I find myself thinking about time a lot. Not so much in how to do everything I want within a day. More along the lines I can shake the feeling that I’m running out of time. Like I don’t have enough years left to do what I’d like. It feels like it’s slipping from me as fast as ocean waves come and go.
I’m in my mid thirties and for the past 6 months, there’s a constant low level anxiety that I’m running out of time to pursue what I want and where I’d like to be financially. Not unlike many others, I came to the party late and now I’m left scrambling; I feel I need to choose between some life goals or having financial freedom sooner.
I’m not anti real estate but I’m also not super convinced in home ownership. To me, at best it’s an asset, not an investment. Earlier in my adulthood, I owned both a house and a condo, so Ive been there, done that and got out of it. At the time, renting was cheaper than owning. And honestly my life and former relationship weren’t really stable enough to make that kind of commitment. In my previous post, my biggest financial lesson, you got a glimpse into what was going on in my life. Since then, things have stabilized, I even got married! I wedded back into real estate.
We live in a small but cozy space. We’re happy there, it works in all ways but one: Mr Whymances is a professional artist and finds himself unable to paint at home. He has a day job he’s happy with but the inability to do personal work at home has been a radical shift. We’ve lived here for over two years and gave it a shot. It’s not happening. Upgrading to a slightly bigger space isn’t easy. There’s a huge step up in price for a little more space.
Renting Studio Space
Living in a city, the obvious go to was looking into sharing economy: renting artist studio space. Location and price would be important factors; average price is between $200 – $500 a month. While we did find a location not too far from us, we’re not fond of dedicating that amount of money each month. Assuming we come in on the low end $300/mth, it would be $3,600 a year and an opportunity cost of $41K invested over 10 years (assuming historical average market return of 6%). One advantage is being able to walk away from that commitment whenever we want. But we both agree between all factors, this advantage does not make up for the other downsides:
- opportunity cost
- it would be additional travel time on top of what’s spent getting to and from work
- we wouldn’t be working together creatively
Moving to The Suburbs
When looking at options, I’ve made a personal rule to come up with as many creative options as I can, and for at least a few days while researching one, approach it with the resolve that it’s the right one and figure out what is good, and how to fix the drawbacks. We can totally think of alternative geographic locations where we could be happy and have more space for less money. The wall we always come up against is job opportunity. For our lines of work, city really is better. And we have no urge to commute.
If It’s Not Real Estate, It Would Be Something Else

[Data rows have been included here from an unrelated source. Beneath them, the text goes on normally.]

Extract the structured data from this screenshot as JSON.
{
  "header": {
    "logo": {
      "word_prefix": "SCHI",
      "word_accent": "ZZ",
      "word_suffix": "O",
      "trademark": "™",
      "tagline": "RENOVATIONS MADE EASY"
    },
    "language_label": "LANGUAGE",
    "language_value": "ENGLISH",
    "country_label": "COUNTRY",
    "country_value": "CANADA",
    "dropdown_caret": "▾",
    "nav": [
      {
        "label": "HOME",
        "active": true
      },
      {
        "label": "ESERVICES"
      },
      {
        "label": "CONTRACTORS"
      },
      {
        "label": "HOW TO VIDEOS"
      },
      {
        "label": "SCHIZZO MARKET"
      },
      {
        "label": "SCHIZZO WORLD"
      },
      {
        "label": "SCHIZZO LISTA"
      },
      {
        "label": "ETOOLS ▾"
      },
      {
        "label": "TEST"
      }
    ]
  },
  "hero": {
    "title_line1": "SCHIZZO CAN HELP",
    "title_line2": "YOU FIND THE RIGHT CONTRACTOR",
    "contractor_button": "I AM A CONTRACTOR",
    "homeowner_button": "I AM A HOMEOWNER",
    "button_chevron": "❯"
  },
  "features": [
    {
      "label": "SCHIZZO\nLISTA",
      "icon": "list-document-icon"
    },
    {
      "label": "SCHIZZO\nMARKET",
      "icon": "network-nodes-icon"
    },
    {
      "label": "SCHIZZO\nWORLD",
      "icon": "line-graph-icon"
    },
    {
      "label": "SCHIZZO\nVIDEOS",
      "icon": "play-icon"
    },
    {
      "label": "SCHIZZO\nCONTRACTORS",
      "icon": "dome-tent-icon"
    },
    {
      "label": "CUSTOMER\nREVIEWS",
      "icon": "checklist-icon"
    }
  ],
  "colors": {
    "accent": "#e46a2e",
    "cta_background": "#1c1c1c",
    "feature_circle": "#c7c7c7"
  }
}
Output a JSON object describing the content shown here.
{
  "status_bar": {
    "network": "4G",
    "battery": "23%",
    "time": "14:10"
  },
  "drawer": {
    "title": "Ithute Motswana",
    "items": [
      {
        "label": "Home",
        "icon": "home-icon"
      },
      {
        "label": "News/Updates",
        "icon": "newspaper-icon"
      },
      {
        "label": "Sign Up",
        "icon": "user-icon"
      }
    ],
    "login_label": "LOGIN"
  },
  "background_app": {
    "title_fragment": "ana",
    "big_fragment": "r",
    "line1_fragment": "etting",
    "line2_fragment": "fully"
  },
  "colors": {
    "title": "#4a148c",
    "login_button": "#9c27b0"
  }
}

When I take the time to step back, I know it’s not really about real estate and achieving my savings goals. It could be a combination of anything. Lots of people don’t even begin to get established until their later 20’s. And somehow, even though I’m only in my mid 30’s, it feels like I missed the boat on a great long term financial future. I might still have time for a decent traditional retirement, but that isn’t sitting well. So where do I go from here?
It’s Not Too Late
I’ve seen evidence through other finance blogs that it’s possible to achieve early retirement even with a late start, on a lower income or after big financial mistakes. Theoretically I know it’s possible. We never know what will happen. Assuming things stay relatively the same, I’ve done the math. We can reach independence before traditional retirement age. And not just by a few years. But that doesn’t dispel the constant hum of anxiety. I still feel like I’m running out of time.
Is It A Case of Wanting My Cake and Eating It Too?
I’ve wondered if it’s a matter of not being willing to make hard choices. Like Paula Pant says, you can have anything, just not everything. At least not at the same time. Or maybe I don’t really know what I want? I’ve spent a lot of time coming back to this and trying to see if it’s the case. I did make choices earlier in life that set me back. The past is past and doesn’t matter. But I can’t gain back that time. Perhaps that’s a price I need to live with? Having fewer choices or having to decide on one big financial goal over another.
I Want To Know I’ve Lived Now
According to statistics, Canadian life expectancy averages around late 70’s to early 80’s. So if that’s true, chances are I have over 40 years left. That’s lots of time. I’ve seen my grand parents live into their mid 80’s, with one heading towards mid 90’s. Some family members weren’t so lucky. They topped out at late 50’s, including my own mother. I guess what I’m saying is that I have no idea how much time I have left. No one does really.
While I don’t want to live just for today, I also want to feel I’ve lived NOW on my journey towards whatever financial goal I have. I won’t put up with an unhealthy work environment, bad situation or stress that harms my health for the sake of reaching any goal, including financial independence way down the road.
And that’s what it really comes down to. I don’t want to start living only after I’ve reached some financial goal I set. I want to feel like I’m living passionately RIGHT NOW in a way that allows progress towards some financial goals. And who knows, life may hold surprises that nudges us closer to our financial goals faster than expected. Still, I feel like I’m running out of time.
Maybe that’s the secret. If I can find that balance, the ever present hum of anxiety will fade…